State Museum and Martin U. will collaborate
The old saying goes, “Those who cannot remember the past are condemned to repeat it.” And that is a lesson officials at Indianapolis Public Schools are determined local students won’t have to learn the hard way.
This week, IPS expects to get the first installment of a $962,979 grant from the U.S. Department of Education to improve the teaching of American history through teacher development and improving the use of outside sources, such as museums and libraries. The Teaching American History grant supports three-year projects to “improve teachers’ appreciation for and knowledge of traditional American history,” said a spokeswoman at the U.S. Department of Education.
IPS applied for the grant through the office of Wanda Reese, the director of grant writing and resource development, said IPS spokeswoman Kim Hooper. And the district will partner with the Indiana State Museum to fulfill the grant’s requirements.
“This is a great opportunity for us to work with IPS ... to build some relationships that will go beyond the scope of this grant,” said Stephanie Seawell, grants manager for the State Museum.
Martin University also is in partnership with IPS on the federal grant but details are still being hammered out, said Elizabeth Staton, Martin’s dean of academic affairs. But Seawell said the museum will host four workshops a year for 35 teachers over three years. She was not sure if it would involve the same 35 teachers or whether there would be a rotation.
The museum contains materials and exhibits highlighting Indiana’s cultural and natural history. The goal of the partnership “will be to familiarize the teachers with the museum and to help them to be better equipped to use the resources of the museum,” Seawell said. “And we will talk a lot about the importance of visiting museums.” Teachers will use the museum to focus on two areas: fourth-grade Indiana history and the role of African-American pioneers and the Underground Railroad. Indiana history is a state curriculum requirement for all Hoosier fourth-grade students and African-American history is a growing subject of interest in Indiana schools, Seawell said. “Some of the resources teachers can use in the classroom,” she added.
IPS is one of only four Hoosier institutions receiving Teaching American History grants this year. Anderson public schools are getting $996,060, while the Indiana Academy for Science, Mathematics and Humanities is getting $830,925 and Martinsville schools are getting $999,735.
Meghan Keck, a spokeswoman for Sen. Evan Bayh (D-Ind.), praised the schools receiving the federal money.

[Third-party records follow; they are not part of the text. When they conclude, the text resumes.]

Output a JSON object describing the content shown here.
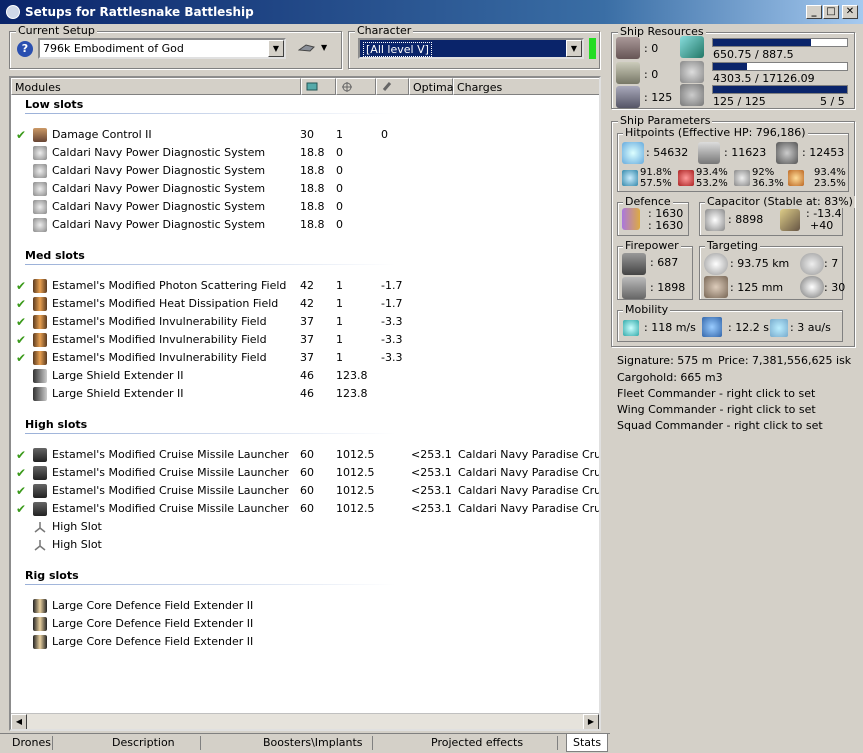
{
  "window": {
    "title": "Setups for Rattlesnake Battleship",
    "min": "_",
    "max": "□",
    "close": "✕"
  },
  "current_setup": {
    "label": "Current Setup",
    "value": "796k Embodiment of God",
    "help": "?"
  },
  "character": {
    "label": "Character",
    "value": "[All level V]",
    "status_color": "#22dd22"
  },
  "columns": {
    "modules": "Modules",
    "cpu_icon": "cpu-icon",
    "power_icon": "power-icon",
    "cap_icon": "capacitor-icon",
    "optimal": "Optimal",
    "charges": "Charges"
  },
  "sections": {
    "low": "Low slots",
    "med": "Med slots",
    "high": "High slots",
    "rig": "Rig slots"
  },
  "low_rows": [
    {
      "active": true,
      "name": "Damage Control II",
      "cpu": "30",
      "pg": "1",
      "cap": "0",
      "icon": "damage-control-icon"
    },
    {
      "active": false,
      "name": "Caldari Navy Power Diagnostic System",
      "cpu": "18.8",
      "pg": "0",
      "cap": "",
      "icon": "power-diagnostic-icon"
    },
    {
      "active": false,
      "name": "Caldari Navy Power Diagnostic System",
      "cpu": "18.8",
      "pg": "0",
      "cap": "",
      "icon": "power-diagnostic-icon"
    },
    {
      "active": false,
      "name": "Caldari Navy Power Diagnostic System",
      "cpu": "18.8",
      "pg": "0",
      "cap": "",
      "icon": "power-diagnostic-icon"
    },
    {
      "active": false,
      "name": "Caldari Navy Power Diagnostic System",
      "cpu": "18.8",
      "pg": "0",
      "cap": "",
      "icon": "power-diagnostic-icon"
    },
    {
      "active": false,
      "name": "Caldari Navy Power Diagnostic System",
      "cpu": "18.8",
      "pg": "0",
      "cap": "",
      "icon": "power-diagnostic-icon"
    }
  ],
  "med_rows": [
    {
      "active": true,
      "name": "Estamel's Modified Photon Scattering Field",
      "cpu": "42",
      "pg": "1",
      "cap": "-1.7",
      "icon": "shield-hardener-icon"
    },
    {
      "active": true,
      "name": "Estamel's Modified Heat Dissipation Field",
      "cpu": "42",
      "pg": "1",
      "cap": "-1.7",
      "icon": "shield-hardener-icon"
    },
    {
      "active": true,
      "name": "Estamel's Modified Invulnerability Field",
      "cpu": "37",
      "pg": "1",
      "cap": "-3.3",
      "icon": "shield-hardener-icon"
    },
    {
      "active": true,
      "name": "Estamel's Modified Invulnerability Field",
      "cpu": "37",
      "pg": "1",
      "cap": "-3.3",
      "icon": "shield-hardener-icon"
    },
    {
      "active": true,
      "name": "Estamel's Modified Invulnerability Field",
      "cpu": "37",
      "pg": "1",
      "cap": "-3.3",
      "icon": "shield-hardener-icon"
    },
    {
      "active": false,
      "name": "Large Shield Extender II",
      "cpu": "46",
      "pg": "123.8",
      "cap": "",
      "icon": "shield-extender-icon"
    },
    {
      "active": false,
      "name": "Large Shield Extender II",
      "cpu": "46",
      "pg": "123.8",
      "cap": "",
      "icon": "shield-extender-icon"
    }
  ],
  "high_rows": [
    {
      "active": true,
      "name": "Estamel's Modified Cruise Missile Launcher",
      "cpu": "60",
      "pg": "1012.5",
      "cap": "",
      "optimal": "<253.1",
      "charges": "Caldari Navy Paradise Cruise M",
      "icon": "missile-launcher-icon"
    },
    {
      "active": true,
      "name": "Estamel's Modified Cruise Missile Launcher",
      "cpu": "60",
      "pg": "1012.5",
      "cap": "",
      "optimal": "<253.1",
      "charges": "Caldari Navy Paradise Cruise M",
      "icon": "missile-launcher-icon"
    },
    {
      "active": true,
      "name": "Estamel's Modified Cruise Missile Launcher",
      "cpu": "60",
      "pg": "1012.5",
      "cap": "",
      "optimal": "<253.1",
      "charges": "Caldari Navy Paradise Cruise M",
      "icon": "missile-launcher-icon"
    },
    {
      "active": true,
      "name": "Estamel's Modified Cruise Missile Launcher",
      "cpu": "60",
      "pg": "1012.5",
      "cap": "",
      "optimal": "<253.1",
      "charges": "Caldari Navy Paradise Cruise M",
      "icon": "missile-launcher-icon"
    },
    {
      "active": false,
      "name": "High Slot",
      "cpu": "",
      "pg": "",
      "cap": "",
      "icon": "empty-slot-icon"
    },
    {
      "active": false,
      "name": "High Slot",
      "cpu": "",
      "pg": "",
      "cap": "",
      "icon": "empty-slot-icon"
    }
  ],
  "rig_rows": [
    {
      "active": false,
      "name": "Large Core Defence Field Extender II",
      "icon": "rig-icon"
    },
    {
      "active": false,
      "name": "Large Core Defence Field Extender II",
      "icon": "rig-icon"
    },
    {
      "active": false,
      "name": "Large Core Defence Field Extender II",
      "icon": "rig-icon"
    }
  ],
  "tabs": [
    "Drones",
    "Description",
    "Boosters\\Implants",
    "Projected effects",
    "Stats"
  ],
  "resources": {
    "label": "Ship Resources",
    "turret": "0",
    "launcher": "0",
    "calibration": "125",
    "cpu": "650.75 / 887.5",
    "cpu_fraction": 0.733,
    "power": "4303.5 / 17126.09",
    "power_fraction": 0.251,
    "drone": "125 / 125",
    "drone_fraction": 1.0,
    "slots": "5 / 5"
  },
  "params": {
    "label": "Ship Parameters",
    "hitpoints": {
      "label": "Hitpoints (Effective HP: 796,186)",
      "shield": ": 54632",
      "armor": ": 11623",
      "hull": ": 12453",
      "em1": "91.8%",
      "em2": "57.5%",
      "th1": "93.4%",
      "th2": "53.2%",
      "ki1": "92%",
      "ki2": "36.3%",
      "ex1": "93.4%",
      "ex2": "23.5%"
    },
    "defence": {
      "label": "Defence",
      "v1": ": 1630",
      "v2": ": 1630"
    },
    "capacitor": {
      "label": "Capacitor (Stable at: 83%)",
      "amount": ": 8898",
      "delta1": ": -13.4",
      "delta2": "+40"
    },
    "firepower": {
      "label": "Firepower",
      "dps": ": 687",
      "volley": ": 1898"
    },
    "targeting": {
      "label": "Targeting",
      "range": ": 93.75 km",
      "targets": ": 7",
      "resolution": ": 125 mm",
      "sensor": ": 30"
    },
    "mobility": {
      "label": "Mobility",
      "speed": ": 118 m/s",
      "align": ": 12.2 s",
      "warp": ": 3 au/s"
    }
  },
  "info": {
    "signature": "Signature: 575 m",
    "price": "Price: 7,381,556,625 isk",
    "cargohold": "Cargohold: 665 m3",
    "fleet": "Fleet Commander - right click to set",
    "wing": "Wing Commander - right click to set",
    "squad": "Squad Commander - right click to set"
  }
}
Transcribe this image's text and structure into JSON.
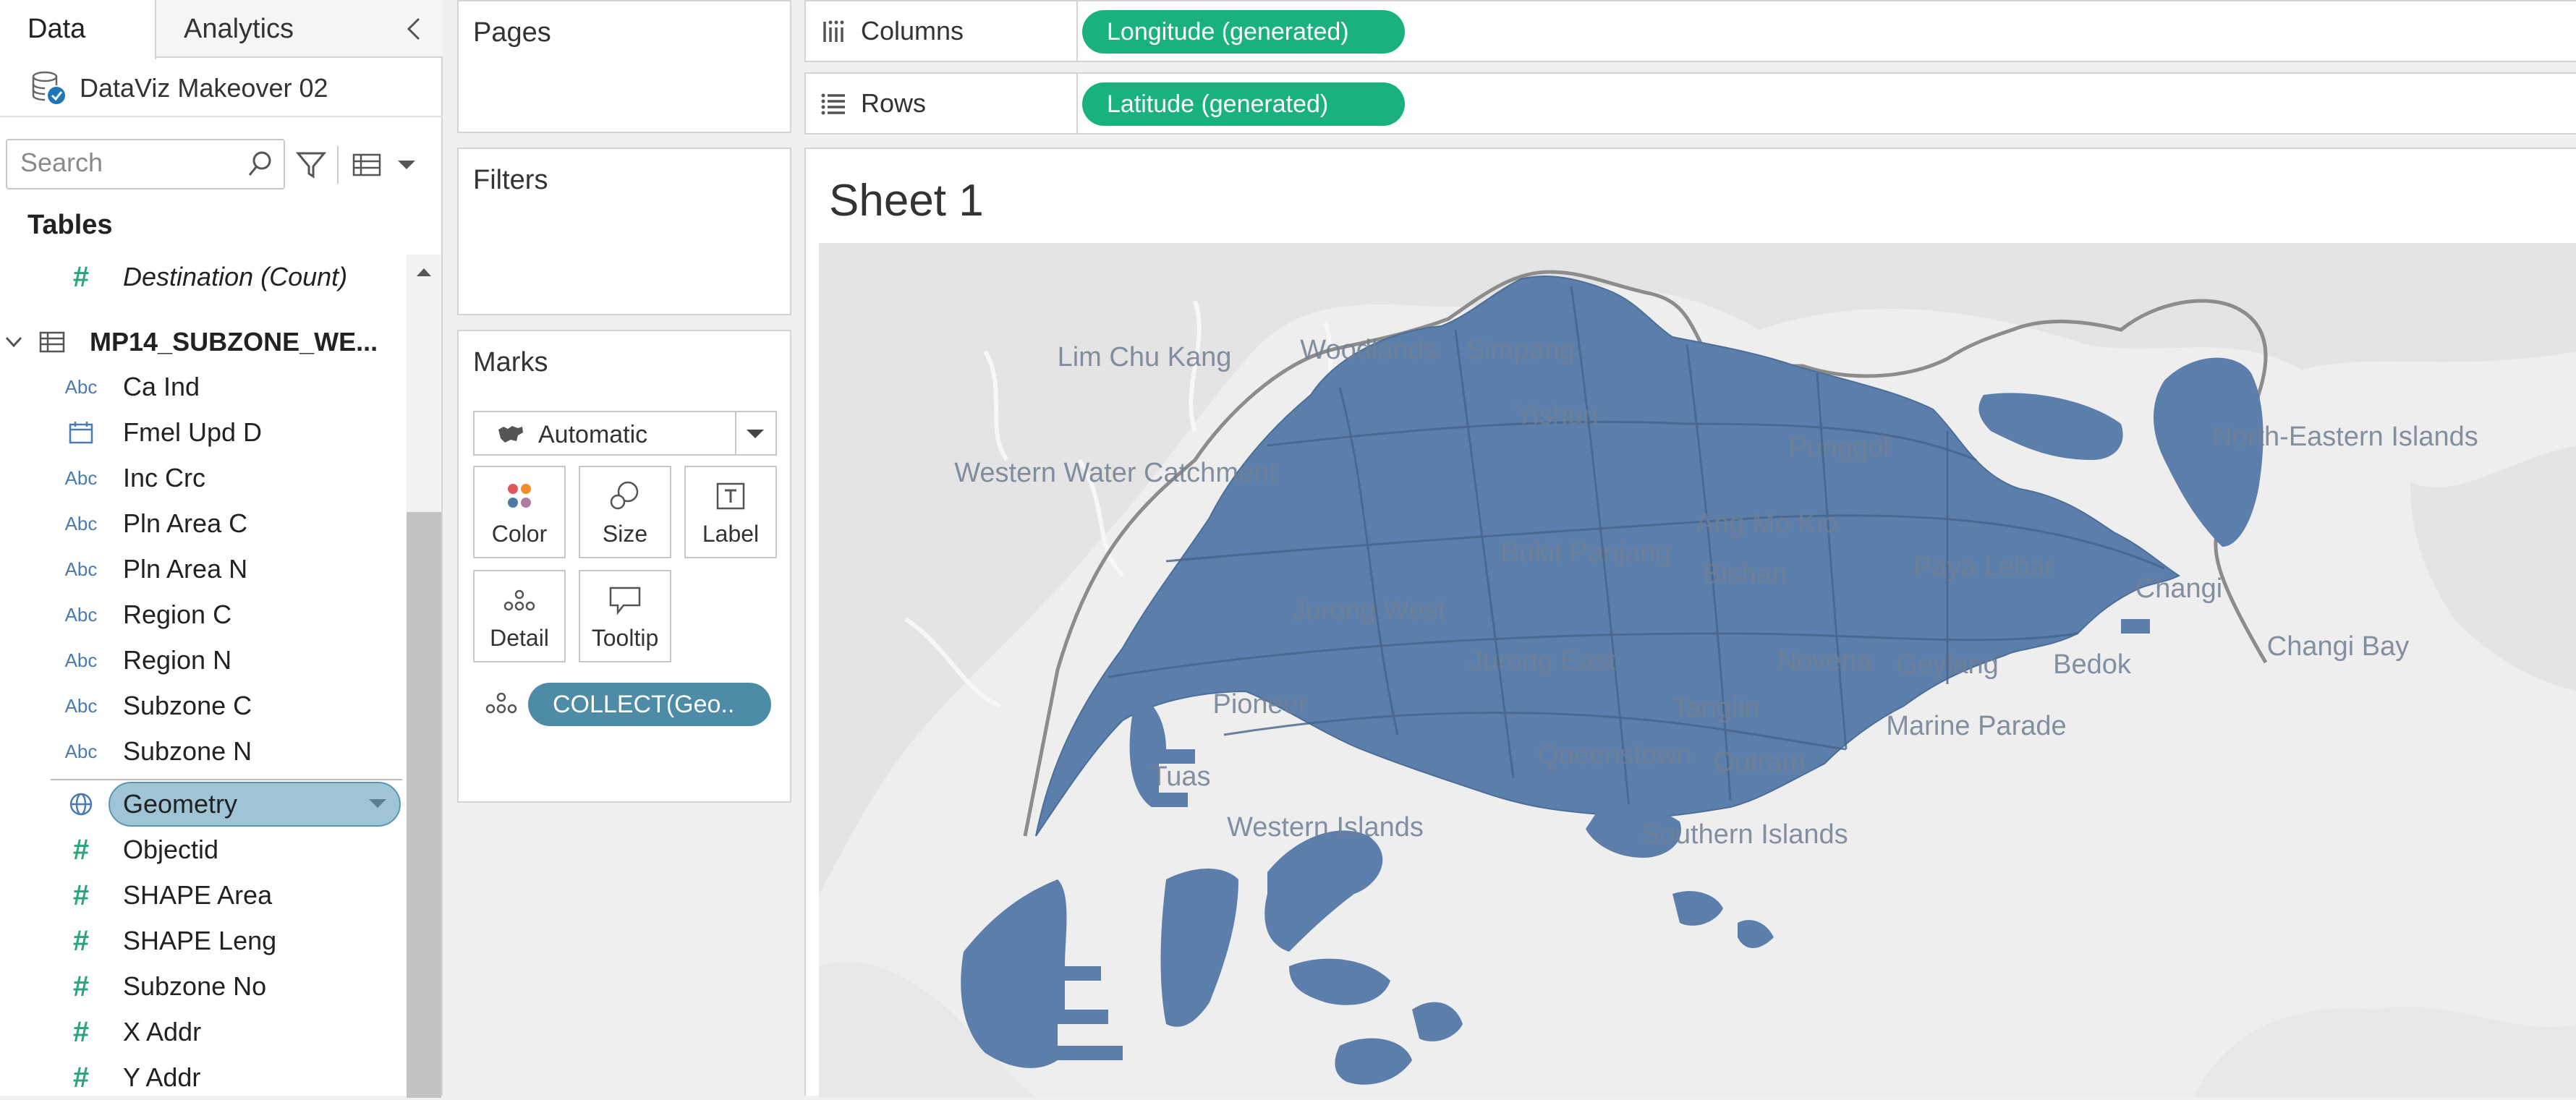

She said by studying Indiana and American history, “Young people learn about the values on which our country was founded and the common experiences that bind us together as Americans … This grant will provide Hoosier students with new and creative ways to study our shared history so they can benefit from the important lessons of the past.”